Nothing but the text should be carried over: reproduce all the data exactly and leave out every image.

[Opening DATA SUPPLIED section]

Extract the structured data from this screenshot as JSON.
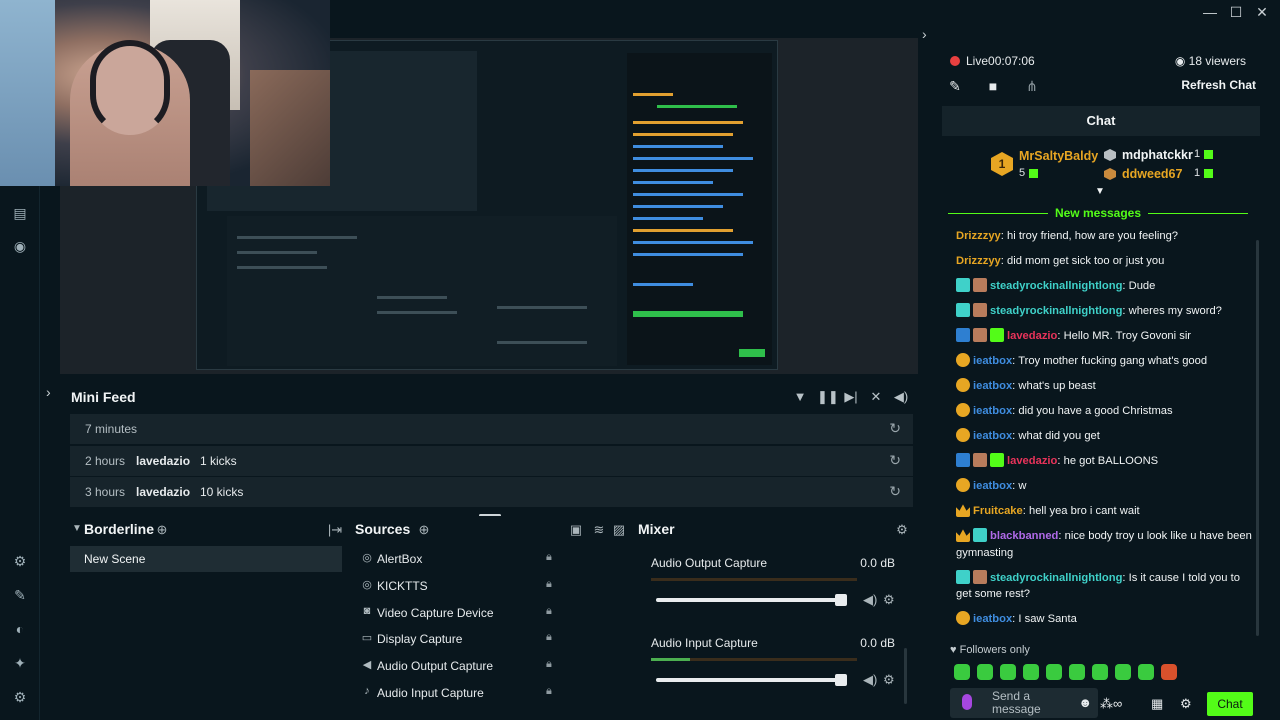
{
  "window": {
    "min": "—",
    "max": "☐",
    "close": "✕"
  },
  "mini_feed": {
    "title": "Mini Feed",
    "rows": [
      {
        "time": "7 minutes",
        "name": "",
        "event": ""
      },
      {
        "time": "2 hours",
        "name": "lavedazio",
        "event": "1 kicks"
      },
      {
        "time": "3 hours",
        "name": "lavedazio",
        "event": "10 kicks"
      }
    ]
  },
  "scenes": {
    "title": "Borderline",
    "items": [
      "New Scene"
    ]
  },
  "sources": {
    "title": "Sources",
    "items": [
      {
        "icon": "globe-icon",
        "label": "AlertBox"
      },
      {
        "icon": "globe-icon",
        "label": "KICKTTS"
      },
      {
        "icon": "camera-icon",
        "label": "Video Capture Device"
      },
      {
        "icon": "monitor-icon",
        "label": "Display Capture"
      },
      {
        "icon": "speaker-icon",
        "label": "Audio Output Capture"
      },
      {
        "icon": "mic-icon",
        "label": "Audio Input Capture"
      }
    ]
  },
  "mixer": {
    "title": "Mixer",
    "channels": [
      {
        "label": "Audio Output Capture",
        "db": "0.0 dB",
        "level": 1.0
      },
      {
        "label": "Audio Input Capture",
        "db": "0.0 dB",
        "level": 1.0
      }
    ]
  },
  "chat": {
    "live_label": "Live",
    "live_time": "00:07:06",
    "viewers": "18 viewers",
    "refresh": "Refresh Chat",
    "title": "Chat",
    "leaderboard": {
      "first": {
        "rank": "1",
        "name": "MrSaltyBaldy",
        "count": "5"
      },
      "second": {
        "name": "mdphatckkr",
        "count": "1"
      },
      "third": {
        "name": "ddweed67",
        "count": "1"
      }
    },
    "new_messages": "New messages",
    "messages": [
      {
        "badges": [],
        "user": "Drizzzyy",
        "color": "#e7a623",
        "text": "hi troy friend, how are you feeling?"
      },
      {
        "badges": [],
        "user": "Drizzzyy",
        "color": "#e7a623",
        "text": "did mom get sick too or just you"
      },
      {
        "badges": [
          "cyan",
          "face"
        ],
        "user": "steadyrockinallnightlong",
        "color": "#3fd1c9",
        "text": "Dude"
      },
      {
        "badges": [
          "cyan",
          "face"
        ],
        "user": "steadyrockinallnightlong",
        "color": "#3fd1c9",
        "text": "wheres my sword?"
      },
      {
        "badges": [
          "blue",
          "face",
          "gift"
        ],
        "user": "lavedazio",
        "color": "#e8335a",
        "text": "Hello MR. Troy Govoni sir"
      },
      {
        "badges": [
          "coin"
        ],
        "user": "ieatbox",
        "color": "#3f8de0",
        "text": "Troy mother fucking gang what's good"
      },
      {
        "badges": [
          "coin"
        ],
        "user": "ieatbox",
        "color": "#3f8de0",
        "text": "what's up beast"
      },
      {
        "badges": [
          "coin"
        ],
        "user": "ieatbox",
        "color": "#3f8de0",
        "text": "did you have a good Christmas"
      },
      {
        "badges": [
          "coin"
        ],
        "user": "ieatbox",
        "color": "#3f8de0",
        "text": "what did you get"
      },
      {
        "badges": [
          "blue",
          "face",
          "gift"
        ],
        "user": "lavedazio",
        "color": "#e8335a",
        "text": "he got BALLOONS"
      },
      {
        "badges": [
          "coin"
        ],
        "user": "ieatbox",
        "color": "#3f8de0",
        "text": "w"
      },
      {
        "badges": [
          "crown"
        ],
        "user": "Fruitcake",
        "color": "#e7a623",
        "text": "hell yea bro i cant wait"
      },
      {
        "badges": [
          "crown",
          "cyan"
        ],
        "user": "blackbanned",
        "color": "#b06ae8",
        "text": "nice body troy u look like u have been gymnasting"
      },
      {
        "badges": [
          "cyan",
          "face"
        ],
        "user": "steadyrockinallnightlong",
        "color": "#3fd1c9",
        "text": "Is it cause I told you to get some rest?"
      },
      {
        "badges": [
          "coin"
        ],
        "user": "ieatbox",
        "color": "#3f8de0",
        "text": "I saw Santa"
      }
    ],
    "followers_only": "Followers only",
    "input_placeholder": "Send a message",
    "send": "Chat"
  }
}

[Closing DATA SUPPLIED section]

EXERCISE RESPONSE:
Extract the structured data from this screenshot as JSON.
{
  "window": {
    "min": "—",
    "max": "☐",
    "close": "✕"
  },
  "mini_feed": {
    "title": "Mini Feed",
    "rows": [
      {
        "time": "7 minutes",
        "name": "",
        "event": ""
      },
      {
        "time": "2 hours",
        "name": "lavedazio",
        "event": "1 kicks"
      },
      {
        "time": "3 hours",
        "name": "lavedazio",
        "event": "10 kicks"
      }
    ]
  },
  "scenes": {
    "title": "Borderline",
    "items": [
      "New Scene"
    ]
  },
  "sources": {
    "title": "Sources",
    "items": [
      {
        "icon": "globe-icon",
        "label": "AlertBox"
      },
      {
        "icon": "globe-icon",
        "label": "KICKTTS"
      },
      {
        "icon": "camera-icon",
        "label": "Video Capture Device"
      },
      {
        "icon": "monitor-icon",
        "label": "Display Capture"
      },
      {
        "icon": "speaker-icon",
        "label": "Audio Output Capture"
      },
      {
        "icon": "mic-icon",
        "label": "Audio Input Capture"
      }
    ]
  },
  "mixer": {
    "title": "Mixer",
    "channels": [
      {
        "label": "Audio Output Capture",
        "db": "0.0 dB",
        "level": 1.0
      },
      {
        "label": "Audio Input Capture",
        "db": "0.0 dB",
        "level": 1.0
      }
    ]
  },
  "chat": {
    "live_label": "Live",
    "live_time": "00:07:06",
    "viewers": "18 viewers",
    "refresh": "Refresh Chat",
    "title": "Chat",
    "leaderboard": {
      "first": {
        "rank": "1",
        "name": "MrSaltyBaldy",
        "count": "5"
      },
      "second": {
        "name": "mdphatckkr",
        "count": "1"
      },
      "third": {
        "name": "ddweed67",
        "count": "1"
      }
    },
    "new_messages": "New messages",
    "messages": [
      {
        "badges": [],
        "user": "Drizzzyy",
        "color": "#e7a623",
        "text": "hi troy friend, how are you feeling?"
      },
      {
        "badges": [],
        "user": "Drizzzyy",
        "color": "#e7a623",
        "text": "did mom get sick too or just you"
      },
      {
        "badges": [
          "cyan",
          "face"
        ],
        "user": "steadyrockinallnightlong",
        "color": "#3fd1c9",
        "text": "Dude"
      },
      {
        "badges": [
          "cyan",
          "face"
        ],
        "user": "steadyrockinallnightlong",
        "color": "#3fd1c9",
        "text": "wheres my sword?"
      },
      {
        "badges": [
          "blue",
          "face",
          "gift"
        ],
        "user": "lavedazio",
        "color": "#e8335a",
        "text": "Hello MR. Troy Govoni sir"
      },
      {
        "badges": [
          "coin"
        ],
        "user": "ieatbox",
        "color": "#3f8de0",
        "text": "Troy mother fucking gang what's good"
      },
      {
        "badges": [
          "coin"
        ],
        "user": "ieatbox",
        "color": "#3f8de0",
        "text": "what's up beast"
      },
      {
        "badges": [
          "coin"
        ],
        "user": "ieatbox",
        "color": "#3f8de0",
        "text": "did you have a good Christmas"
      },
      {
        "badges": [
          "coin"
        ],
        "user": "ieatbox",
        "color": "#3f8de0",
        "text": "what did you get"
      },
      {
        "badges": [
          "blue",
          "face",
          "gift"
        ],
        "user": "lavedazio",
        "color": "#e8335a",
        "text": "he got BALLOONS"
      },
      {
        "badges": [
          "coin"
        ],
        "user": "ieatbox",
        "color": "#3f8de0",
        "text": "w"
      },
      {
        "badges": [
          "crown"
        ],
        "user": "Fruitcake",
        "color": "#e7a623",
        "text": "hell yea bro i cant wait"
      },
      {
        "badges": [
          "crown",
          "cyan"
        ],
        "user": "blackbanned",
        "color": "#b06ae8",
        "text": "nice body troy u look like u have been gymnasting"
      },
      {
        "badges": [
          "cyan",
          "face"
        ],
        "user": "steadyrockinallnightlong",
        "color": "#3fd1c9",
        "text": "Is it cause I told you to get some rest?"
      },
      {
        "badges": [
          "coin"
        ],
        "user": "ieatbox",
        "color": "#3f8de0",
        "text": "I saw Santa"
      }
    ],
    "followers_only": "Followers only",
    "input_placeholder": "Send a message",
    "send": "Chat"
  }
}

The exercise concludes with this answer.